It’s a question we think most investors don’t really think about until their portfolio is down double digits from the peak equity. The rhetorical question that gets asked even less, is how long are you willing to sit in a drawdown before you get out? This doesn’t mean that the investment strategy is doing poorly, it just hasn’t hit new equity highs in a while. The Financial Times sought out to find that answer, and it turns drawdown tolerance can be tied to age.
According to research from Legg Mason, the US fund house, which polled more than 5,000 wealthy individual investors across 19 countries, fewer than one-fifth of generation Y respondents said they would be prepared to hold an underperforming fund for more than a year before they dumped it.
In contrast, almost three times as many investors over the age of 40 said they would stick with a poorly performing fund, finds Legg Mason.
Warren Buffett’s 2018 Activist Investment
We aren’t sure what technically qualifies as “Gen Y” but it seems to be the earlier portion of Millennials (immediately after Gen X, born in 1980-1990). Maybe they’re impatient about performance because they grew up with companies constantly selling them immediacy and convenience such as Go-Gurt, or maybe it’s because they’ve witnessed two crashes in the stock market in their lifetime.
Regardless, these findings are intriguing given our post last week showing some of the turmoil currently going on in the managed futures space. We are realizing that much of the billions that have flowed into managed futures mutual funds over the past few years may not be used to seeing this type of drawdown. They may be thinking the worst, being new to these type of investments, and see this as the start of an MLP-like losing streak where these funds could go from down -5% to -25% to -75%.

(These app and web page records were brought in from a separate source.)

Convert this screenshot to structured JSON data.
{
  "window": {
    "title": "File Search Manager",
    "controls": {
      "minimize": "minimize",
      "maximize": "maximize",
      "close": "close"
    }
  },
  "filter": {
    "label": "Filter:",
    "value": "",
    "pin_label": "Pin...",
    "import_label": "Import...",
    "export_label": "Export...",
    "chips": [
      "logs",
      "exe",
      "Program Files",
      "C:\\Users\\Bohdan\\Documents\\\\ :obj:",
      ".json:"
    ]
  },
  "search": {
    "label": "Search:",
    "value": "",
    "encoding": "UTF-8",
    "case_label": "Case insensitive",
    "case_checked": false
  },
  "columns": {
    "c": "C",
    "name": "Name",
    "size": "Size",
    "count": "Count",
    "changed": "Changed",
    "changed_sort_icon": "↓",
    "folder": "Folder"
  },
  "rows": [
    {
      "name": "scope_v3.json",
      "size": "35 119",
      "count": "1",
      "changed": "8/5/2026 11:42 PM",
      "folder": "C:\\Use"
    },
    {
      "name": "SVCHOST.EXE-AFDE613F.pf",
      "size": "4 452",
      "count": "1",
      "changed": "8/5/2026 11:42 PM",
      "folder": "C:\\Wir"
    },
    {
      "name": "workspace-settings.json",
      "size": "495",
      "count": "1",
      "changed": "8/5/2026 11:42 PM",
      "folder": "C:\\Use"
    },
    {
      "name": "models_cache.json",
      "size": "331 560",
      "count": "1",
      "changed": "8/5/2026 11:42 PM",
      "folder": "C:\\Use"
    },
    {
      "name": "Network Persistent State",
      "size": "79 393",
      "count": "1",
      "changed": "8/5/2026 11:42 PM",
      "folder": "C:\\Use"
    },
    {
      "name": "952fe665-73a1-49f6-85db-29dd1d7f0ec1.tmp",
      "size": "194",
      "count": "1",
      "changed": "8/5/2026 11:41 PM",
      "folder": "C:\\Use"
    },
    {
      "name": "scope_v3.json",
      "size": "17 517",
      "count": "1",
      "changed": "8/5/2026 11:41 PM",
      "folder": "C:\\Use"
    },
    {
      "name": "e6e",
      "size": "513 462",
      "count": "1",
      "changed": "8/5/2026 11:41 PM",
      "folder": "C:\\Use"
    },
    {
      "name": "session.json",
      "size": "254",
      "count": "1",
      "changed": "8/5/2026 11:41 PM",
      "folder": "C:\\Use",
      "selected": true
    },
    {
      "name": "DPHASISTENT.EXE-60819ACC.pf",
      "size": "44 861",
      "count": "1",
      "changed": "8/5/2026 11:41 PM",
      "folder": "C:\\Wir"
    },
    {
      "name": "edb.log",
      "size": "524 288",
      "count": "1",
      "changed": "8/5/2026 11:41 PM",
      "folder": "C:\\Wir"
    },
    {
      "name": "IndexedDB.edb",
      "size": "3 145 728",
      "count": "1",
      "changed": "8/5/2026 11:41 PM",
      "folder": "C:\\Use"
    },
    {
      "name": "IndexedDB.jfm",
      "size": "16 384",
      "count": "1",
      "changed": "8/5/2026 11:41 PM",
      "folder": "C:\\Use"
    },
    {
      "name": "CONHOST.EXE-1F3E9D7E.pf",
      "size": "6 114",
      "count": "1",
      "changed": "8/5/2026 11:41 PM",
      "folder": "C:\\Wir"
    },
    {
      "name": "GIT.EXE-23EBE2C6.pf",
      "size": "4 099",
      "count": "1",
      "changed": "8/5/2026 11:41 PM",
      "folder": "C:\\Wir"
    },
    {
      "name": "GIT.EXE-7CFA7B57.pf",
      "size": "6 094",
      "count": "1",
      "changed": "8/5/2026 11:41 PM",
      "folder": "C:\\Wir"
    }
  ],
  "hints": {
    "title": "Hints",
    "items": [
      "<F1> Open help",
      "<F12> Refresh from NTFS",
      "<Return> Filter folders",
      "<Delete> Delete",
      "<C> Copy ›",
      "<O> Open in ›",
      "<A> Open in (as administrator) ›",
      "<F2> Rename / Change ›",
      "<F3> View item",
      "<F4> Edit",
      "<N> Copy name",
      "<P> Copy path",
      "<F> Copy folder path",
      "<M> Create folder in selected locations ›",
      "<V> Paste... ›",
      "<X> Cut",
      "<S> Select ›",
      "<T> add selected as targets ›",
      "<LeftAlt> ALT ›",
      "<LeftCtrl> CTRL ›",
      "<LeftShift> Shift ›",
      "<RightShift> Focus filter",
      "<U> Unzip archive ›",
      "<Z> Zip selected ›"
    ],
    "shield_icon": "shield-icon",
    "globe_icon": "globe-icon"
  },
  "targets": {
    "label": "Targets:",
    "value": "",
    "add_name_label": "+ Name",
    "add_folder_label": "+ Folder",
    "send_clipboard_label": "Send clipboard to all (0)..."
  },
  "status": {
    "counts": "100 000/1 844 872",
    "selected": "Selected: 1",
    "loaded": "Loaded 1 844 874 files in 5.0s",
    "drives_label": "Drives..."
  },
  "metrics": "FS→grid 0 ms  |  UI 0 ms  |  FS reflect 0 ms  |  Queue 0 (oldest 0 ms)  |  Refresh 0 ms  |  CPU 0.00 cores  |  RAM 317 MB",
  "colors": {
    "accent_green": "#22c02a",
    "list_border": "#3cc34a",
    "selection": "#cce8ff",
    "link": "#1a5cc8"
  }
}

Well, let us tell you – this isn’t the wild west world of MLPs tied to a one-way bet on volatile commodity prices. These are actively managed investment models dedicated to controlling risk across varying market environments. That doesn’t mean they’ll make money every day of every month. They’ll lose money some days. They’ll sometimes lose money many days in a row. But a look at the statistics shows these losing periods for managed futures are more like Whiskers the house cat than the Big Cat drawdowns seen in stocks, gold, and commodities.
Source: Gold data from USAgold.com; S&P Depression data from MorningStar;
S&P 500 (post depr.) data from Yahoo Finance;
Real Estate data from Case Shiller U.S. National Price Home Index;
Managed Futures data from Newedge, Barclayhedge CTA Index, and Dow Jones Credit Suisse;
Bonds data from Fidelity Investment Grade Bond
And it’s not just the magnitude of the drop, managed futures have a penchant for recovering the drop (perhaps because it’s smaller) a lot quicker than other asset classes as well.
If you like pictures better than graphs – here’s the summary:
Other Asset Classes “Crash”
Managed Futures “Crash”
To the majority of Gen Y investors saying they wouldn’t stick around after a year if you find an investments strategy that less than a 12 month max drawdown length, we’d love to hear about it. After that, we’d love to hear about their annual return expectations.